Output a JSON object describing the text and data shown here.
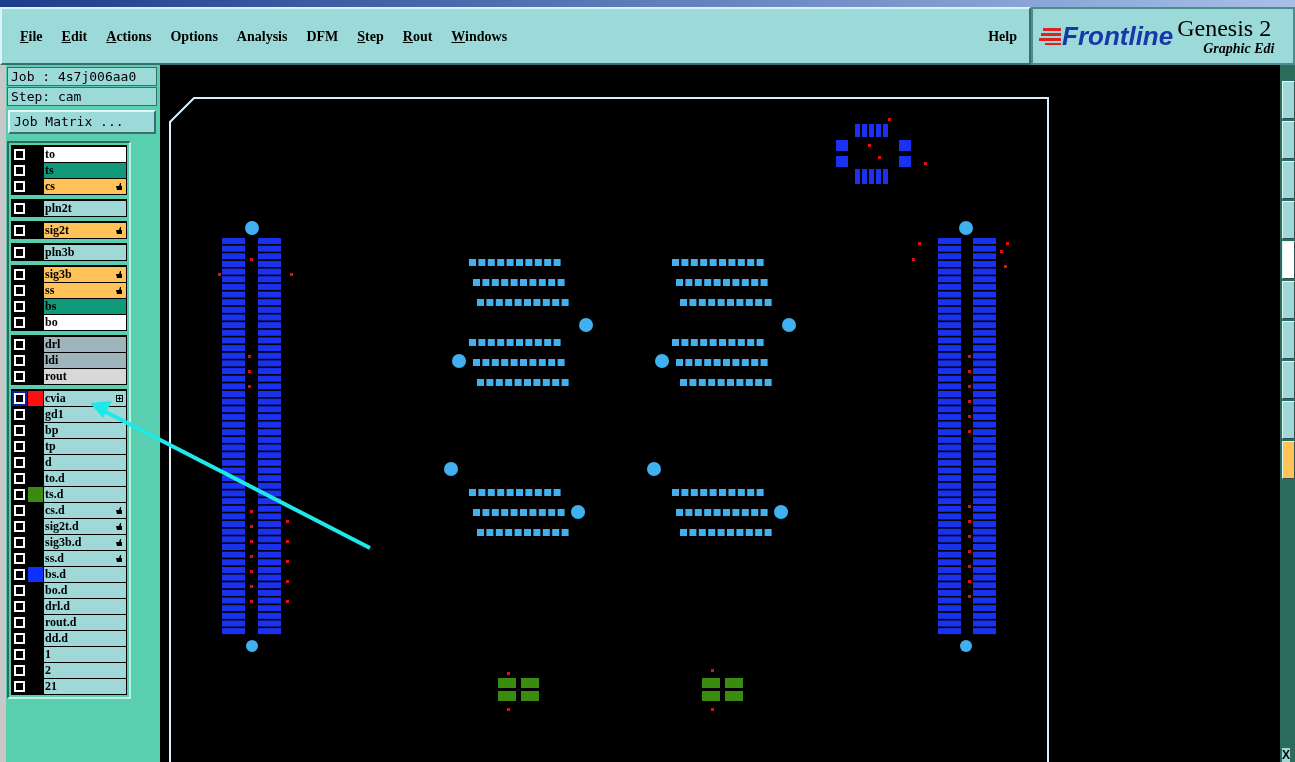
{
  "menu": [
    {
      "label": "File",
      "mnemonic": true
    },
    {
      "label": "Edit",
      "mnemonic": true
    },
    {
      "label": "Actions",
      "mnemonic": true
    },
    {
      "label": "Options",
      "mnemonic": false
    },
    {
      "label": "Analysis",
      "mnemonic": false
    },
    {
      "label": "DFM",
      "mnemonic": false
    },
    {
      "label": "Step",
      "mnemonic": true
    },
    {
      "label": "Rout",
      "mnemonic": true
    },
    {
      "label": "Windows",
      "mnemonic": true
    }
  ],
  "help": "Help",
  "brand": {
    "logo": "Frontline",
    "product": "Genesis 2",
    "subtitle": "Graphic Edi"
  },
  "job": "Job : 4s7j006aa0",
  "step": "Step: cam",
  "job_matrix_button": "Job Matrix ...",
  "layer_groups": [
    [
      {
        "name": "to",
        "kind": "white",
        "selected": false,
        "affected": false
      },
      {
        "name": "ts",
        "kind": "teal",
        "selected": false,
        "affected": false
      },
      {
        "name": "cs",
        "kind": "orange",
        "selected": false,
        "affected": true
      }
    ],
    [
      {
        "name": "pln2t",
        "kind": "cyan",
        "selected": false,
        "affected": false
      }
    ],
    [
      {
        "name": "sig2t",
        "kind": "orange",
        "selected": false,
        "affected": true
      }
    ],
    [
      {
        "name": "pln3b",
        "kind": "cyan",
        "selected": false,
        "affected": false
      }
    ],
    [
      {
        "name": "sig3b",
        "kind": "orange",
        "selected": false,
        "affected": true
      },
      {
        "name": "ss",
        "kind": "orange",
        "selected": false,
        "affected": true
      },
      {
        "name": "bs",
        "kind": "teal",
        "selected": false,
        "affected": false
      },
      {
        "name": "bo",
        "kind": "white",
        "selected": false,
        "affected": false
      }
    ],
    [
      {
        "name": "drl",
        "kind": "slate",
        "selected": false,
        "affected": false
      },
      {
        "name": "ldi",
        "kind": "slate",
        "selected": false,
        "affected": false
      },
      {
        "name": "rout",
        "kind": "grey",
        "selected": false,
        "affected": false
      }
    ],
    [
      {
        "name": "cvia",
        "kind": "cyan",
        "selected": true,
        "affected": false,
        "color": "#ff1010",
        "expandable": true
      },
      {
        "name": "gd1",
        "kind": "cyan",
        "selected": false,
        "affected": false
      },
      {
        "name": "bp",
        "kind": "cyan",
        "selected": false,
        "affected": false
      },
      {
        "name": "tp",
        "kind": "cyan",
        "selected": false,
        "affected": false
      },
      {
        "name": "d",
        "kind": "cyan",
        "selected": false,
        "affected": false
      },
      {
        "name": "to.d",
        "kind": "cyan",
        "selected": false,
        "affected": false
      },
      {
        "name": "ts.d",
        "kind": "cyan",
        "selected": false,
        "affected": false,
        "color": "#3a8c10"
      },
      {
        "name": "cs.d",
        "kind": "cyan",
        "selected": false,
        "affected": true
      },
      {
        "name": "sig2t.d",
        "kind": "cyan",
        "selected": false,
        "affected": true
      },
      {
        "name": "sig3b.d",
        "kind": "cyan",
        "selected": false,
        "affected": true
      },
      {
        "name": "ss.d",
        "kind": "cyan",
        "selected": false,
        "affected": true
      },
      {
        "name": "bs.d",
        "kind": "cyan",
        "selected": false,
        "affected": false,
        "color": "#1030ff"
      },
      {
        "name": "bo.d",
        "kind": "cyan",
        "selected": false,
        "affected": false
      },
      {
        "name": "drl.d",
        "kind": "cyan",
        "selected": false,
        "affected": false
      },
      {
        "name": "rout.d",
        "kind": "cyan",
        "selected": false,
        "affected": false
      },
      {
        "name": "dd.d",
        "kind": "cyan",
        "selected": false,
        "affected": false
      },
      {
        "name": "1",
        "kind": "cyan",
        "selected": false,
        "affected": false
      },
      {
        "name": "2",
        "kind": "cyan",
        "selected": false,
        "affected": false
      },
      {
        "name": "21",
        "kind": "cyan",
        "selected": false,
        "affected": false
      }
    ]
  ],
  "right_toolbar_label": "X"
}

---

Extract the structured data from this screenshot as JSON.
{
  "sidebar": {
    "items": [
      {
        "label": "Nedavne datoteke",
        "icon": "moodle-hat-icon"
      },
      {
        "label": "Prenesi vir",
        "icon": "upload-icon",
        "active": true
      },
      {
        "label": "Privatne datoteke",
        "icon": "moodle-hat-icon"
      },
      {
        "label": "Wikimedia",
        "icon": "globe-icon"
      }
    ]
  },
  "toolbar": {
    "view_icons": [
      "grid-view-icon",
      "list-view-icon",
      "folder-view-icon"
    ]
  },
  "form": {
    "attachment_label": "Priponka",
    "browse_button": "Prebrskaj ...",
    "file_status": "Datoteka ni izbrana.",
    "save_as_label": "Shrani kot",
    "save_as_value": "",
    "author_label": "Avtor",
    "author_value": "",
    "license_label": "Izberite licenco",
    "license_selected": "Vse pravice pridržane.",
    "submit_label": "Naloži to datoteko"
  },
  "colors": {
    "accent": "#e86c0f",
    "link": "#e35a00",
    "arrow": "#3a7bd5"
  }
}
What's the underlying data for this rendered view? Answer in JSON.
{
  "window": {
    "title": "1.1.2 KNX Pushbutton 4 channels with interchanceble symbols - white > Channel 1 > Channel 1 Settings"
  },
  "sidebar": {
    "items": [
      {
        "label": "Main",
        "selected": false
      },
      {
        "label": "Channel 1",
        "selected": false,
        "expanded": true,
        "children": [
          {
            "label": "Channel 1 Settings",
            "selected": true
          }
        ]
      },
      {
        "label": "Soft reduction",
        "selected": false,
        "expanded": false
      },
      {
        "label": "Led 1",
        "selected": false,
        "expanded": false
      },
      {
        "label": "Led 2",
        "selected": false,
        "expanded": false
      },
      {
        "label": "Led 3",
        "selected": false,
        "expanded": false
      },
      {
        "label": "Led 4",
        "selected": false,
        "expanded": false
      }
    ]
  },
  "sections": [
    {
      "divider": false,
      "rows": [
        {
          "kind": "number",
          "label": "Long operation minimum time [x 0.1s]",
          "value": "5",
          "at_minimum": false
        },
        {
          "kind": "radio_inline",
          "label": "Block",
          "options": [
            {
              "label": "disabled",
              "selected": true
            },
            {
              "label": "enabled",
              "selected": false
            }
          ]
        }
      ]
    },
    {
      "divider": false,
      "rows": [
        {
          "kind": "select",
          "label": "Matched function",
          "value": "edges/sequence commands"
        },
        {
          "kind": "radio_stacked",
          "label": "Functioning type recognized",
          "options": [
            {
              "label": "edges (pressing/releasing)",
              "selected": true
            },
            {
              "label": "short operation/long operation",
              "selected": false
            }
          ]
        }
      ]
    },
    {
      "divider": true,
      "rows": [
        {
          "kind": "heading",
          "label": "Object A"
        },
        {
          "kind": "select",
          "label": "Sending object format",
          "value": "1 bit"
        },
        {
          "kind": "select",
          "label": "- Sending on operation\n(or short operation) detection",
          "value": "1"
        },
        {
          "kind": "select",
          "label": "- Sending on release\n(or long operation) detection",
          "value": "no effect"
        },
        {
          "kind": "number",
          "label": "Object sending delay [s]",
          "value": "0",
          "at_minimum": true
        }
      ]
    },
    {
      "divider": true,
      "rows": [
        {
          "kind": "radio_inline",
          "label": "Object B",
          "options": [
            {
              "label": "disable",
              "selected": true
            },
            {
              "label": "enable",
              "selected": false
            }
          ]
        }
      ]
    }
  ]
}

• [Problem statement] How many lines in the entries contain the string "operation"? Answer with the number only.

• [Answer area] 4